While many other industries are deeply threatened by the coronavirus outbreak, the country’s banks are still earning billions, in part because the market volatility it caused was a moneymaking opportunity for their trading divisions.
But the chaos wrought by the pandemic, which has shut down businesses across the country and put millions of people out of work, has them setting aside billions of dollars to prepare for the defaults that lie ahead.
“This isn’t a financial crisis,” Citigroup’s chief executive, Michael Corbat, said Wednesday. “It’s a public health crisis with severe economic ramifications.”
To prepare for the fallout, Citigroup and other banks are adding to their reserves — which is pinching their profits.

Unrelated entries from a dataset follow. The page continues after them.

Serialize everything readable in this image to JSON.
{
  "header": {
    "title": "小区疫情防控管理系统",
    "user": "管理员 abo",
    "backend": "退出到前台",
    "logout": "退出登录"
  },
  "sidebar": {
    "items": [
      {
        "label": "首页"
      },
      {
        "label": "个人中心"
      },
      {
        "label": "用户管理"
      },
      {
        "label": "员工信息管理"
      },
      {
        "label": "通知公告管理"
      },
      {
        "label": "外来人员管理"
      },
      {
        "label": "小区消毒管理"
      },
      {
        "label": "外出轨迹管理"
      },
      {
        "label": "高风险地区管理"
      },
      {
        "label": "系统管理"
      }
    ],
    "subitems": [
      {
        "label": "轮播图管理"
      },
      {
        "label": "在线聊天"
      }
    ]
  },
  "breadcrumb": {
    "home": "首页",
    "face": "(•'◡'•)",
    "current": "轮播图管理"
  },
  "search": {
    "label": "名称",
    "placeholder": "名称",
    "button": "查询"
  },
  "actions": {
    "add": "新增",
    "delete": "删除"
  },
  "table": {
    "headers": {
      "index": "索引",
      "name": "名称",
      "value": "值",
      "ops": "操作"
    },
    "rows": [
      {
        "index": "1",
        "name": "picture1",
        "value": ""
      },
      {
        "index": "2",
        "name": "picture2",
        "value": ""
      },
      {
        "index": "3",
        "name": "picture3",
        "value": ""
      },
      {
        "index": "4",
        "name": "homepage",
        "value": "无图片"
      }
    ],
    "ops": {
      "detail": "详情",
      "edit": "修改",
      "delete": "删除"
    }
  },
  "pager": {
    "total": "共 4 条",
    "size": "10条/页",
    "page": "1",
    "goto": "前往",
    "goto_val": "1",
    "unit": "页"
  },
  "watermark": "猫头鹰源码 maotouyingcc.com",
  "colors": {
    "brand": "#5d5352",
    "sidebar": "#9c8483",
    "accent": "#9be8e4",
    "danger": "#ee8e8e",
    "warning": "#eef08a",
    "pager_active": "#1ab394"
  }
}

Citi said Wednesday that it had earned $2.5 billion for the quarter, a 46 percent drop from a year earlier. It added $7 billion to its reserves, bringing its pool to nearly $21 billion.
“While we’ve built significant loan loss reserves,” Mr. Corbat said. “No one knows what the severity or longevity of the virus’ impact on the global economy will be.”
Mr. Corbat praised his employees for their efforts to help clients in their time of need, and said the bank was using its largely empty corporate cafeteria to make meals for food banks.
“We know many consumers are facing real struggles, and we’re doing our best to support them,” he said.
Bank of America also announced its quarterly results Wednesday, reporting a profit of $4 billion in the first three months of 2020, down from $7.3 billion a year earlier. The difference came mostly from a $3.6 billion increase in the amount of money the bank set aside for bad loans; the total reserved by the bank during this quarter reached $4.8 billion.
But as bad as the coronavirus has been for most businesses, at Bank of America it triggered a 34 percent surge in revenue from the sales and trading of stocks, bonds and other financial products. That gain was generated during a period when some employees say they have been under pressure to go to the office despite the health risks. Bank of America said in a statement last week that it was “sparing no expense or consideration taking care of our people.”
At Goldman Sachs, profits fell 46 percent to $1.2 billion, reflecting a set-aside of an additional $937 million for potential credit losses, losses in its asset-management division and a rise in technology costs.
But the bank’s revenue was essentially flat, helped in part by a 28 percent upswing in trading revenue and a 25 percent rise in investment-banking fees related primarily to direct lending to corporations and help when they raised public money through the bond and stock markets.